Although they may occasionally seem like a pain, the Transport Security Administration’s rules are enforced to keep travelers safe in the airport and in the sky. No, your bottle of half-finished water probably isn’t posing a national security threat, but as far as air travel goes, it’s way better to be safe than any form of sorry.
However, there are many items that you probably haven’t been packing because you didn’t know that you can actually take them through security. From mini bottles of alcohol to bowling balls, there's a whole list of items that you may be surprised to find get TSA approval. Feel free to save room in your checked bag for souvenirs and throw your animal antlers and bread machine in your carry-on, simply because you can.
Keep in mind, though, that although these items are listed as approved on the TSA official website, what actually gets the okay at any given airport at any given time is up to the TSA officers on duty. That’s only one of the 15 things your TSA agent won’t tell you (but that you need to know)
The TSA has a strict 3.4-fluid-ounce rule for liquids passing through security. Luckily, mini liquor bottles are mostly around 1.7 fluid ounces. Don't plan on opening these on the plane — U.S. airlines ban passengers from pouring their own booze — but they're nice to have when you get to your destination hotel.
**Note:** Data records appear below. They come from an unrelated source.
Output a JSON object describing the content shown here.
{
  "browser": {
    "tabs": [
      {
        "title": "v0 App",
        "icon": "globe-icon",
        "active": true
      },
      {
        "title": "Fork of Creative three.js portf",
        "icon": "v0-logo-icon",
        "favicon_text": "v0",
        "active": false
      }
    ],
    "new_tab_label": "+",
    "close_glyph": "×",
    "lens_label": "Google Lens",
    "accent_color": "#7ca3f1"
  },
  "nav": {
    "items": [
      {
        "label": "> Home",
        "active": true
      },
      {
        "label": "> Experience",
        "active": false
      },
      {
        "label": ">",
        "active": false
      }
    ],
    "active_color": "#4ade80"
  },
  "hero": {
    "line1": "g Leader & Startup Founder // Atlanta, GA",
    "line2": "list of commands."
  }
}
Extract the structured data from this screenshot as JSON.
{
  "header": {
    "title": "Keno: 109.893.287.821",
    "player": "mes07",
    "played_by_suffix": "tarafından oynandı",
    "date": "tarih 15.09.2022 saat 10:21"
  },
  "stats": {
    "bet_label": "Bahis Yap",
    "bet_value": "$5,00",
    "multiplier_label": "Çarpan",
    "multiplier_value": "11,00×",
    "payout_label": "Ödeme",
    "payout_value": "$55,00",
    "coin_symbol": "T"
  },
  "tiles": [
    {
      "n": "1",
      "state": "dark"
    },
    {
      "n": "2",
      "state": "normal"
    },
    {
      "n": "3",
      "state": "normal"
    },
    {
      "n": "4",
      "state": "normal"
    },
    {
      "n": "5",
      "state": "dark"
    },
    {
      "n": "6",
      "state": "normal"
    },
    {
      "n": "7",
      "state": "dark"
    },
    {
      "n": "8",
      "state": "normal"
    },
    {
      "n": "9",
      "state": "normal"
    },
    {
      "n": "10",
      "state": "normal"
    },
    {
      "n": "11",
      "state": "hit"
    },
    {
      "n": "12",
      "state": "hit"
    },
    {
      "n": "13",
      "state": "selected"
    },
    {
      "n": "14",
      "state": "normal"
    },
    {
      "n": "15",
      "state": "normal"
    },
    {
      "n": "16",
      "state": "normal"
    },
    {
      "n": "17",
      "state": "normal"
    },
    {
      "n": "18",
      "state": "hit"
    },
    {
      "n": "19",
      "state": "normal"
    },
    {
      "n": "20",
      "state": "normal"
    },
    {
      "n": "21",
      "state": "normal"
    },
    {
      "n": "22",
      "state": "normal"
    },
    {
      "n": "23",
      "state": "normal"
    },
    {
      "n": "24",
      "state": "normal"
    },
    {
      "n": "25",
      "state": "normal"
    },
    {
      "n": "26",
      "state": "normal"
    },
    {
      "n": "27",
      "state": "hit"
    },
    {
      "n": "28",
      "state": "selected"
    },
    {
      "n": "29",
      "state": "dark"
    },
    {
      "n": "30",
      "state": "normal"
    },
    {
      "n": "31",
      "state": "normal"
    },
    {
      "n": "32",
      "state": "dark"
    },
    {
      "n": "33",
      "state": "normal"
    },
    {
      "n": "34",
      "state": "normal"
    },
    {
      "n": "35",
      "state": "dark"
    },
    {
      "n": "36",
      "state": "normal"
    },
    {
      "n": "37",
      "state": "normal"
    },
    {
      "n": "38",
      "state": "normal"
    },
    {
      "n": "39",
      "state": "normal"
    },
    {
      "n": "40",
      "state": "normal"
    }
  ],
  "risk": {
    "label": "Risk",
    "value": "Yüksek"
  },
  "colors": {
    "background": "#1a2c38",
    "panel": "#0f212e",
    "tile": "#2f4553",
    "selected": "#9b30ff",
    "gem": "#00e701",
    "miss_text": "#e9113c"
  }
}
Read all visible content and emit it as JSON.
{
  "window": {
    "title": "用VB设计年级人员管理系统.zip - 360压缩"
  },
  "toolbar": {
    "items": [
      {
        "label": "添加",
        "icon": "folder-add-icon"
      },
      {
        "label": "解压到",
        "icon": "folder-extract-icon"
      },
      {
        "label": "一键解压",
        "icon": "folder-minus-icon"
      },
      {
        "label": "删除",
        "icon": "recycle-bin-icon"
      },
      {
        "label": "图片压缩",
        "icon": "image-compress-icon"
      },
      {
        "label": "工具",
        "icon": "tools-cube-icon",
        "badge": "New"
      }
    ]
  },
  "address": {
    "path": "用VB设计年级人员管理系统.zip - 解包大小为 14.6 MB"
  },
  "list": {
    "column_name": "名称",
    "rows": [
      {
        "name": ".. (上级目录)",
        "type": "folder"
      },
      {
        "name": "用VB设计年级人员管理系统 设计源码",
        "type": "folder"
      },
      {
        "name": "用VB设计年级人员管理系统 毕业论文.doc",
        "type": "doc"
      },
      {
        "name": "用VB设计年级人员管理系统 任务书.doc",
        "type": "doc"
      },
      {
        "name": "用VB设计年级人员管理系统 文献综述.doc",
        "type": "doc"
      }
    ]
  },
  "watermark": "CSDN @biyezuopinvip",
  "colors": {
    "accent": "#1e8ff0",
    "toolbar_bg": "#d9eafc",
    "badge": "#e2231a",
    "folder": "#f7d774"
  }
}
Even hotels with free mini-bars usually charge (a lot) for miniatures of spirits.
TSA has approved animal antlers to be brought through security in or as a carry-on, so long as they fit in overhead storage or under the seat. That means no big game antlers or antlers mounted on large plaques.
You can bring a whole host of balls through security without having to deflate them. Soft balls such as basketballs, footballs, and soccer balls are OK, as are solid balls like bocce balls and large solids like bowling balls. Check out these bacon jalapeño balls, which you can definitely carry around the airport.
If you so desire, you can bring a bread machine through security. Also you can bring the dry ingredients you'd need to make bread, as well as any of the wet ones, so long as their volume is less than 3.4 fluid ounces. You will probably not be allowed to bake bread on the plane, however, or even in the airport if your flight is delayed. Want to bake bread when you get to your destination? Check out the best crusty bread recipes.
Cremated remains are allowed through security as long as they are in a wood or plastic container. Out of respect for the passenger and the deceased, the TSA will not open the container if you tell them what is inside.
You are also able to take eggs of any kind — with the possible exception of fish eggs (caviar), which a TSA agent might consider to be a (prohibited) paste — through security. Even fresh ones! Be careful not to break them!
As long as you are traveling on a domestic flight, you are able to take fruits through security — even the fruits you didn’t know were fruits. (Be aware, though, that California theoretically prohibits you from bringing many kinds of fruit into the state; whether or not you'll encounter an agricultural inspector at the airport is hard to say.)
Believe it or not, handcuffs are allowed through airport security and on the plane. We do not recommend cuffing your own arm to the armrest, though, even if you did call "dibs."
These sharp objects are allowed on planes as long as they are sheathed for your protection and the protection of others in-flight.
Although it’s a sharp object, you actually can bring a pair of scissors shorter than four inches long in a carry-on. That means nail scissors and even some sewing scissors don’t have to leave your bag. This rule also extends to nail clippers, tweezers, and similar small metal grooming items. Just don’t clip your nails on the plane! That’s kind of gross.
This is a major travel hack! Bringing an empty water bottle through security means that once you’ve been screened you can fill the empty bottle at any of the water fountains in the airport and skip shelling out $5 for a bottle of Dasani. Not drinking enough water? Check out this water bottle that lights up to remind you to drink.